The Mac may also be benefitting from the continued ebb and flow of mobile devices. Consumers are still trying to decide what size of glass to carry in their pockets and soon on wrists. For some the trend is larger, embracing the 5.5-inch smartphone, for others the 4.7 and 4.0-inch form factor is best. Similarly with tablets, the iPad mini seemed to be the darling of the iPad line in 2013, but now looks increasingly likely to be discontinued with the iPad Air 2 as the best-selling iPad. All the while, the Mac’s large gorgeous screens have remained largely unchanged as its discovery phase occurred last decade. Consumers know what it's like using a Mac/PC. It's that comfort that can drive consistent upgrades through the years while our mobile devices continue to morph in order to find that perfect combination.
Design and Innovation
Instead of winding down Mac R&D, Apple continues to give the lineup the required attention and resources needed for continued evolutionary and revolutionary updates. Apple’s 2014 Mac lineup speaks volumes with a new Mac Pro , Mac mini, and retina iMac, along with solid updates to the rest of the Mac lineup. Has the Mac line ever been stronger?

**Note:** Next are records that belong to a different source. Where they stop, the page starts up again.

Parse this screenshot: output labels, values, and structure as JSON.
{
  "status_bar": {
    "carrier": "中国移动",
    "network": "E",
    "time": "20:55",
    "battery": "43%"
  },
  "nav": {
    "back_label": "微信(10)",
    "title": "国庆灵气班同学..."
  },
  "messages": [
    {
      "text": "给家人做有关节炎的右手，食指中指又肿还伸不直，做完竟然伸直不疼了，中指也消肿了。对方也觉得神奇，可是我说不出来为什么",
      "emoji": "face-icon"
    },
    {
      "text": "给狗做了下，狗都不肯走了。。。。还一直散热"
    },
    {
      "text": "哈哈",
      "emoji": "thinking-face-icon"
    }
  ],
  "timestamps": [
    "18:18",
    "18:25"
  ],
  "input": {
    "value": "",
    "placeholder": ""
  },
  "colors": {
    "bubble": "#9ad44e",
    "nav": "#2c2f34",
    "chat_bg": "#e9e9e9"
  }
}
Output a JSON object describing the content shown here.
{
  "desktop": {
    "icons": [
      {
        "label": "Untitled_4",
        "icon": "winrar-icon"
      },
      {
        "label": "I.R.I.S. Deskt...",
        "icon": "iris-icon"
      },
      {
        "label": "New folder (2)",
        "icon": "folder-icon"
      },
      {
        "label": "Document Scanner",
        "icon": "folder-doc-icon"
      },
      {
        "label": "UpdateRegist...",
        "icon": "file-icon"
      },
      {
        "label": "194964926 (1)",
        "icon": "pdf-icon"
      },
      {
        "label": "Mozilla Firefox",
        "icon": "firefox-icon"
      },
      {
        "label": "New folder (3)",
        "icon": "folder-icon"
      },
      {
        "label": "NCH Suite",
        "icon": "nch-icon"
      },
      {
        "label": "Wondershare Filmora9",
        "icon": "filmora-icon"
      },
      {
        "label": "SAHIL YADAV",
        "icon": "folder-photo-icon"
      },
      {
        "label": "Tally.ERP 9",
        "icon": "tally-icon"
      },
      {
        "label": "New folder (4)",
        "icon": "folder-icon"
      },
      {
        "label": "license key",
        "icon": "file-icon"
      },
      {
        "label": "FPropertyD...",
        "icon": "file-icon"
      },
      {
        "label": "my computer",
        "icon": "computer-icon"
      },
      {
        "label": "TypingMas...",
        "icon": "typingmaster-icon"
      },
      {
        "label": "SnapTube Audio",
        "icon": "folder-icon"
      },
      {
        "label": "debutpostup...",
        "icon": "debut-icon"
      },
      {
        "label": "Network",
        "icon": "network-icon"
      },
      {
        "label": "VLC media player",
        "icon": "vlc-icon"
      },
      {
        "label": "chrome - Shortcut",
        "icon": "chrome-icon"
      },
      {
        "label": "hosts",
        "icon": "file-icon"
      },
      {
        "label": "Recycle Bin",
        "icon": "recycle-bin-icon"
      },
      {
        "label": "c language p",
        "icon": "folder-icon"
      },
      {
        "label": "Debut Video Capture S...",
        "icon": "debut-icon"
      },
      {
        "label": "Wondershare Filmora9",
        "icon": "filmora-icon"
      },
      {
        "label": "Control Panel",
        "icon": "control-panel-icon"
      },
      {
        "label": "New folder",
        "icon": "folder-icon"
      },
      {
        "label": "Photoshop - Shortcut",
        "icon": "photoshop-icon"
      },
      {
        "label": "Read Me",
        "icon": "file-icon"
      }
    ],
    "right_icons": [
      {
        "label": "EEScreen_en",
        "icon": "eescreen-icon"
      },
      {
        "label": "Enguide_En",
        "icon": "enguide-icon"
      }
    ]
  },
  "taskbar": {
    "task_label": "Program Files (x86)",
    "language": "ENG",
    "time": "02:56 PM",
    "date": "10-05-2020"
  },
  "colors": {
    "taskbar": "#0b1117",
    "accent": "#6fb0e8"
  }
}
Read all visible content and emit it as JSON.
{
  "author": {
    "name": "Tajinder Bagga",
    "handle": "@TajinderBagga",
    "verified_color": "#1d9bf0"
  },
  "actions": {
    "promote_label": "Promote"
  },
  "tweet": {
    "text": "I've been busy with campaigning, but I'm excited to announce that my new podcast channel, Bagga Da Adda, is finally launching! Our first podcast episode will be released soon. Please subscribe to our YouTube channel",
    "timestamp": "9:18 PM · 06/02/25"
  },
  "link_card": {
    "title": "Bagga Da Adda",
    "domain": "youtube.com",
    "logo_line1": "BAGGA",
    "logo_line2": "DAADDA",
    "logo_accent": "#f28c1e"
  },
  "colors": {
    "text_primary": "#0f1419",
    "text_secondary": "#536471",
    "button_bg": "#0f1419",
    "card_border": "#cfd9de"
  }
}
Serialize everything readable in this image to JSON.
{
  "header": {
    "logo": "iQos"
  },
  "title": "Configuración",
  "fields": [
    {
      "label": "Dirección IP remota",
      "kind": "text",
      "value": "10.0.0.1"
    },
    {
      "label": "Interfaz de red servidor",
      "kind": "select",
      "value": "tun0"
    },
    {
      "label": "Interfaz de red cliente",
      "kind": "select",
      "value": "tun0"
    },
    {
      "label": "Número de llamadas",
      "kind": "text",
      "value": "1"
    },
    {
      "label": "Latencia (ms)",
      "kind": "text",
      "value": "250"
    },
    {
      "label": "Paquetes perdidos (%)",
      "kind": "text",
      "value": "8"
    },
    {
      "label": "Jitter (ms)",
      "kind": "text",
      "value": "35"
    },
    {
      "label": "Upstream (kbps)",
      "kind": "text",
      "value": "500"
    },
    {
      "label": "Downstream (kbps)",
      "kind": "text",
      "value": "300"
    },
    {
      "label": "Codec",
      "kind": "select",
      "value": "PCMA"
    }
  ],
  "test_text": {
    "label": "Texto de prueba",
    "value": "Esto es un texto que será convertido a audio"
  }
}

Compared to other research budgets in Cupertino, the Mac simply doesn’t compare, but that’s not the point and instead a better comparison would be Mac’s R&D spend today to that from a few years ago. I would wager there hasn’t been much of a reduction. In some ways, Mac’s design is the number one reason that people choose a Mac over PC. While a larger screen and dedicated keyboard may be what gets a customer interested in Mac, the design often is what leads to the purchase button being pressed. Competitors realize this and miraculously their designs have begun to mirror that of Mac.
Mac’s Growing Niche and the Future
The Mac has found its niche. Apple will likely sell 200M+ iPhones, 60M+ iPads, and 20M Macs over the next four quarters. Twenty million units is not bad for a product that was supposed to be made irrelevant by mobile. Going forward, there are a few larger themes that will help when thinking about Mac.
- Apple will continue to work on lowering Mac prices, especially at the low-end of the lineup.
- The Mac’s differentiated software from iOS will be a selling point.
- Apple will continue to innovate with Mac where it matters (productivity and design).
I suspect there will be a few wildcards thrown into the mix, possibly as early as next year. An iPad Pro, which I discussed in more detail a few weeks ago in my "Thoughts on iPad" post, may be unveiled (think iPad Air but with a 12.9-inch display and possibly new software features and accessories). Such a device would represent Apple’s response to softening iPad sales in the face of larger smartphones and Mac's resiliency. Looking further out I wouldn’t be surprised if Apple tracks how a larger iPad sells in comparison to the Mac line and then uses that information to decide if it is time to rethink both the Mac and iPad lines and if there is some kind of new device that would take the best features of iPad and Mac while not adding new friction points. In addition, Chromebooks in education deserve to be mentioned but at this point I still see Chromebooks more as a threat to Windows machines than the Mac. Many school districts like Chromebooks because of their low costs, placing them in a different target market than the Mac.
As Steve Jobs said, “If you do something and it turns out pretty good, then you should go do something else wonderful, not dwell on it for too long. Just figure out what's next." For Apple, the Mac has been great and I’m sure they are busy on making it even better.